_The problem_:
Check each line of the listing below for the string "icon", then give only the number of lines where it occurs.

--

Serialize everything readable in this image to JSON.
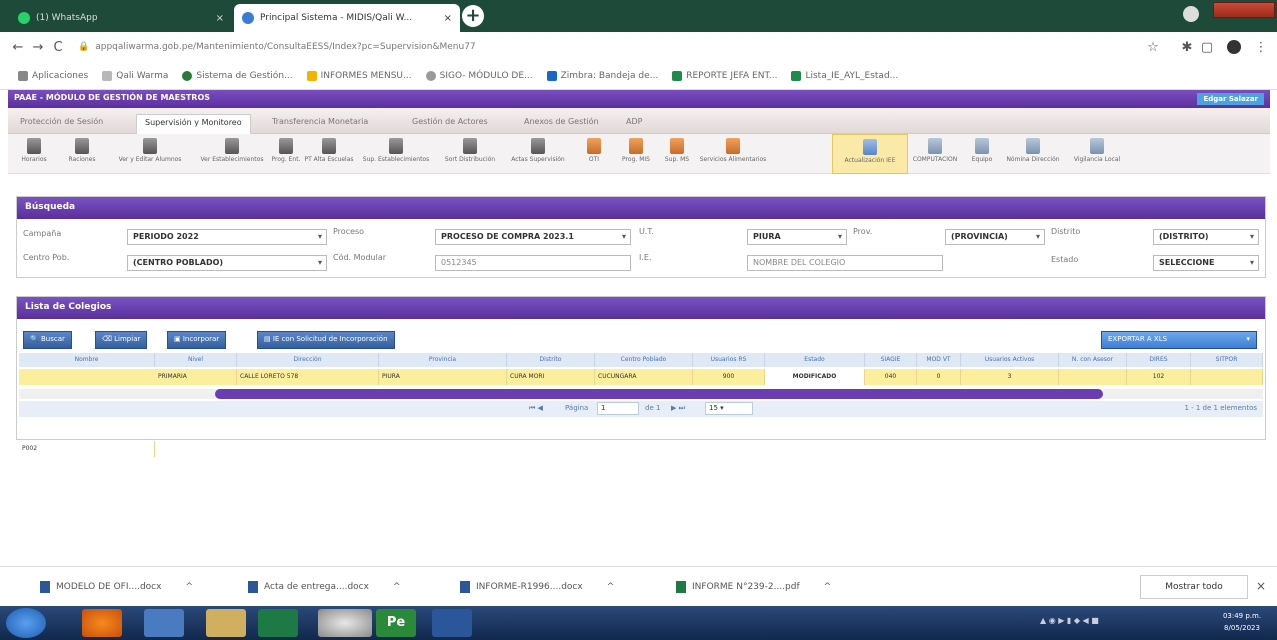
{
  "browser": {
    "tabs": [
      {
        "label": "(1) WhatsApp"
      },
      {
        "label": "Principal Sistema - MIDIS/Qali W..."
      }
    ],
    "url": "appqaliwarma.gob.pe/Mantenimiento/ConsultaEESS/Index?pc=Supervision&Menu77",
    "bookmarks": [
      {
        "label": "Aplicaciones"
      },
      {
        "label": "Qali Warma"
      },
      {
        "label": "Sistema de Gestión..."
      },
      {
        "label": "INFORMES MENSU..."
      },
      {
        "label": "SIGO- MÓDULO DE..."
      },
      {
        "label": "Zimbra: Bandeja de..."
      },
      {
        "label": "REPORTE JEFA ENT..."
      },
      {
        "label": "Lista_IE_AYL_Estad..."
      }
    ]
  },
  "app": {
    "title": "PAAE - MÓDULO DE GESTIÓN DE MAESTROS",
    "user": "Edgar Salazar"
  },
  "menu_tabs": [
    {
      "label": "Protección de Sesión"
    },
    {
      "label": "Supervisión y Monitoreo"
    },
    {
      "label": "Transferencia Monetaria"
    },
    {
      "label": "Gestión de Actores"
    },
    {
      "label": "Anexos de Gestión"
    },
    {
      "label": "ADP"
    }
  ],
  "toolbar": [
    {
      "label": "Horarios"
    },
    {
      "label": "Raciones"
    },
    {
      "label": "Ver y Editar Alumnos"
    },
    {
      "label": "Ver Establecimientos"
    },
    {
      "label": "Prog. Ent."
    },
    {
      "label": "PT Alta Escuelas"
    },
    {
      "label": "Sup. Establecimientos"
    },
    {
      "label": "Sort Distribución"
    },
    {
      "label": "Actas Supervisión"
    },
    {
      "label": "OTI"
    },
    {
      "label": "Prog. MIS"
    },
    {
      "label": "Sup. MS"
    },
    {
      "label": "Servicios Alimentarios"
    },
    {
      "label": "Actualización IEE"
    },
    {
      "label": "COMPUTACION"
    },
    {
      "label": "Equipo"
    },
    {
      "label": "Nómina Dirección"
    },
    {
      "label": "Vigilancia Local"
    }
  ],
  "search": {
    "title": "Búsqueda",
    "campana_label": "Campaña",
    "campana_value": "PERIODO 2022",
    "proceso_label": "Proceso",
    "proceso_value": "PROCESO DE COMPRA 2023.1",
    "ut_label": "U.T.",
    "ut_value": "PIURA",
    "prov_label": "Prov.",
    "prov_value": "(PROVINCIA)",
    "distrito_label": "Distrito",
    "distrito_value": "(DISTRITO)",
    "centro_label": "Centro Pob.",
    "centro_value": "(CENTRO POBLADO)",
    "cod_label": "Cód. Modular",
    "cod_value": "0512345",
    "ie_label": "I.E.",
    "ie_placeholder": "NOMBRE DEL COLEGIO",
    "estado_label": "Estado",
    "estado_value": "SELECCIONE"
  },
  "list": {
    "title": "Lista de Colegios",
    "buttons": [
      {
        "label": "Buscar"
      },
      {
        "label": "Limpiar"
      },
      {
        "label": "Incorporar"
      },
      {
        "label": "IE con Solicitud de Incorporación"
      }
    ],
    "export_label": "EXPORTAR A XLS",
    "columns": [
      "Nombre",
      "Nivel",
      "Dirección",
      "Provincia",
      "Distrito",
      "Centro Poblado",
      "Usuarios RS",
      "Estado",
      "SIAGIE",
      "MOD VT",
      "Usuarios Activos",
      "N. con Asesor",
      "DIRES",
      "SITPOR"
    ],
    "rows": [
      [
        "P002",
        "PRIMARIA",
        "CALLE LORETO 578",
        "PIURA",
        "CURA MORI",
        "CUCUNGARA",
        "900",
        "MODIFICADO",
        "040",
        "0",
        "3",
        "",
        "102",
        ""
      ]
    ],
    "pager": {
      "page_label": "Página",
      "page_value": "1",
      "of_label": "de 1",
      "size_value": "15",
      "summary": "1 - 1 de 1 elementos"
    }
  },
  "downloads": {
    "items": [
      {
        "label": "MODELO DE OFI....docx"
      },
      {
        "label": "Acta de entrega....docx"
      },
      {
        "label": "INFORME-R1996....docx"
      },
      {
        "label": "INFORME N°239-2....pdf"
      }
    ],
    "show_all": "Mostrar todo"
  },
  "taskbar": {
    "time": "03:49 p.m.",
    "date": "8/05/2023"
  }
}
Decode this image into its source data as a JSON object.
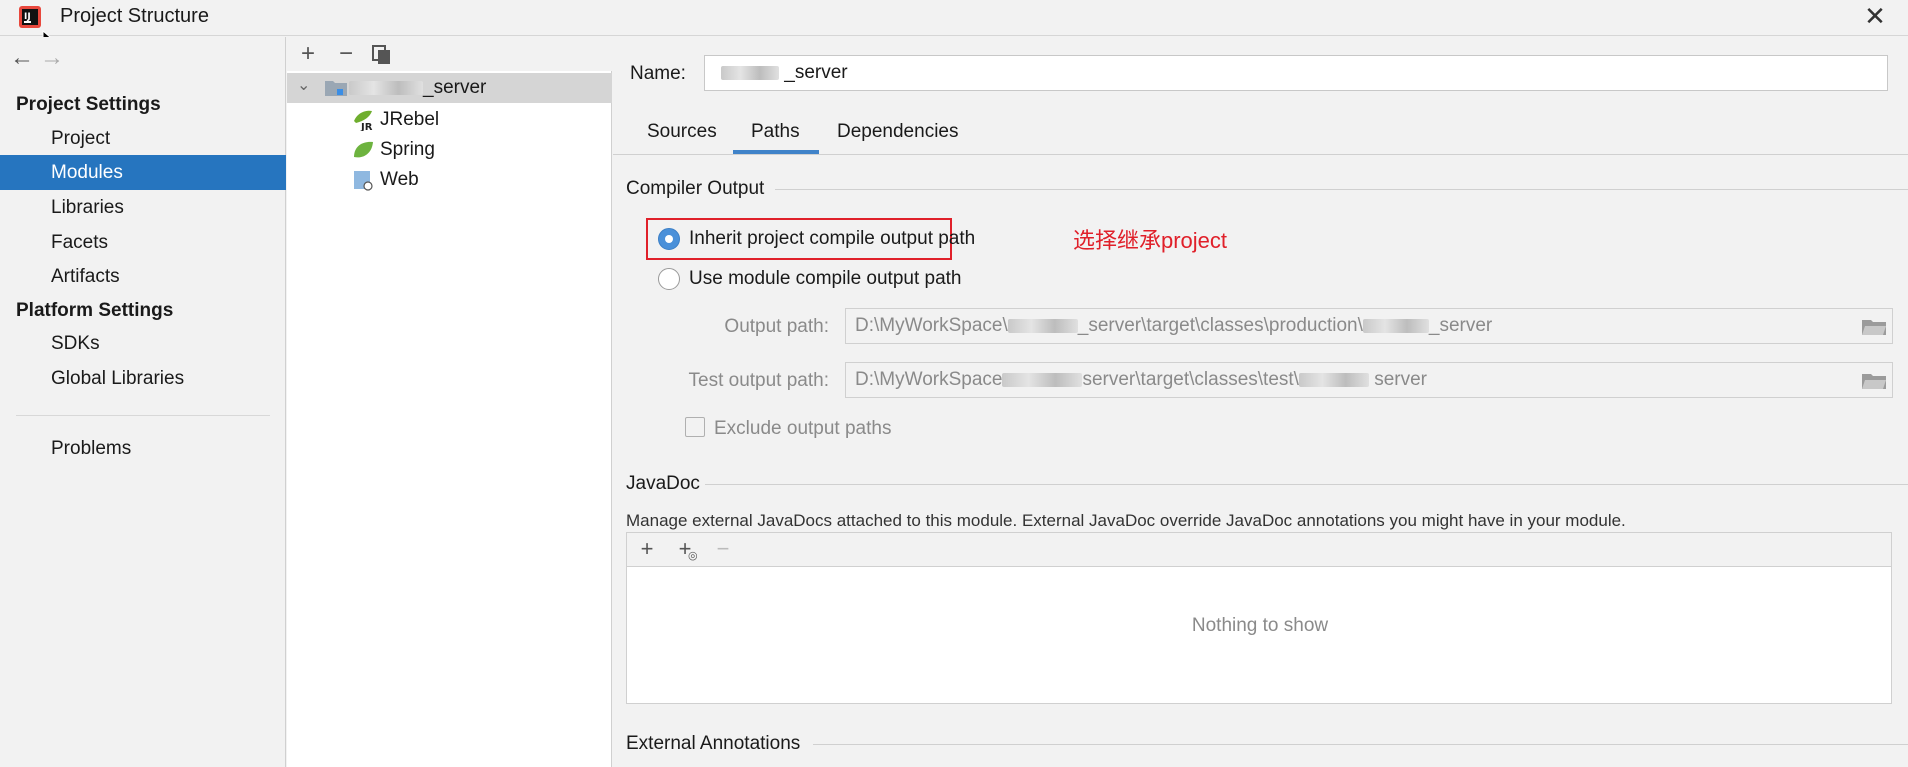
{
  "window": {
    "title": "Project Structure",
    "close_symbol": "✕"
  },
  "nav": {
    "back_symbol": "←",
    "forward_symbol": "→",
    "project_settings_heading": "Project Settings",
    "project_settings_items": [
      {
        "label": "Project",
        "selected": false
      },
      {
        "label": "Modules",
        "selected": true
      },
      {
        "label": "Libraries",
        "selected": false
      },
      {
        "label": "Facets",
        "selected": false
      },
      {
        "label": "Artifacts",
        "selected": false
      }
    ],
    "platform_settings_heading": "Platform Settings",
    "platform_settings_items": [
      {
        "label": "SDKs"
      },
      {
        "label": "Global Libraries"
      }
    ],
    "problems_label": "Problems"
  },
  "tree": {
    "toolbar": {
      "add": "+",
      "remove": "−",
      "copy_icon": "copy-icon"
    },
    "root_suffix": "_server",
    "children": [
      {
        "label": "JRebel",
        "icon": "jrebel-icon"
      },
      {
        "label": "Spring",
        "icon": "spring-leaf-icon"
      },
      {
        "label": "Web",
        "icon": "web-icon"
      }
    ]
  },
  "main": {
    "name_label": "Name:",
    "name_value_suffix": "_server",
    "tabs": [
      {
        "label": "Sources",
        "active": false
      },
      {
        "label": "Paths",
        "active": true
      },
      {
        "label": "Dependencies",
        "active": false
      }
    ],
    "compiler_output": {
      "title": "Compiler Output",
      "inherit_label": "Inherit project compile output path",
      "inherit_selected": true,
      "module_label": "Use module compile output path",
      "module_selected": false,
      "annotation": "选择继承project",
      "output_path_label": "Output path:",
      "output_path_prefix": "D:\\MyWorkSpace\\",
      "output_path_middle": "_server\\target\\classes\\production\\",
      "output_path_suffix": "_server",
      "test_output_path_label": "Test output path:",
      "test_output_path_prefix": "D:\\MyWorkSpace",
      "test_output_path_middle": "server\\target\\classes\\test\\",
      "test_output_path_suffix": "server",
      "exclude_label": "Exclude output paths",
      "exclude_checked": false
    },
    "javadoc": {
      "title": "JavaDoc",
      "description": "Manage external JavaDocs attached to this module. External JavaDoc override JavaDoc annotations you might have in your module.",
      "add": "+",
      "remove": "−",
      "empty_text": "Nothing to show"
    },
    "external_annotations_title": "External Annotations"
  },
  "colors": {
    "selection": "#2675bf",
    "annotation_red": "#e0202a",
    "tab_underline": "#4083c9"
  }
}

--

_Response_:
4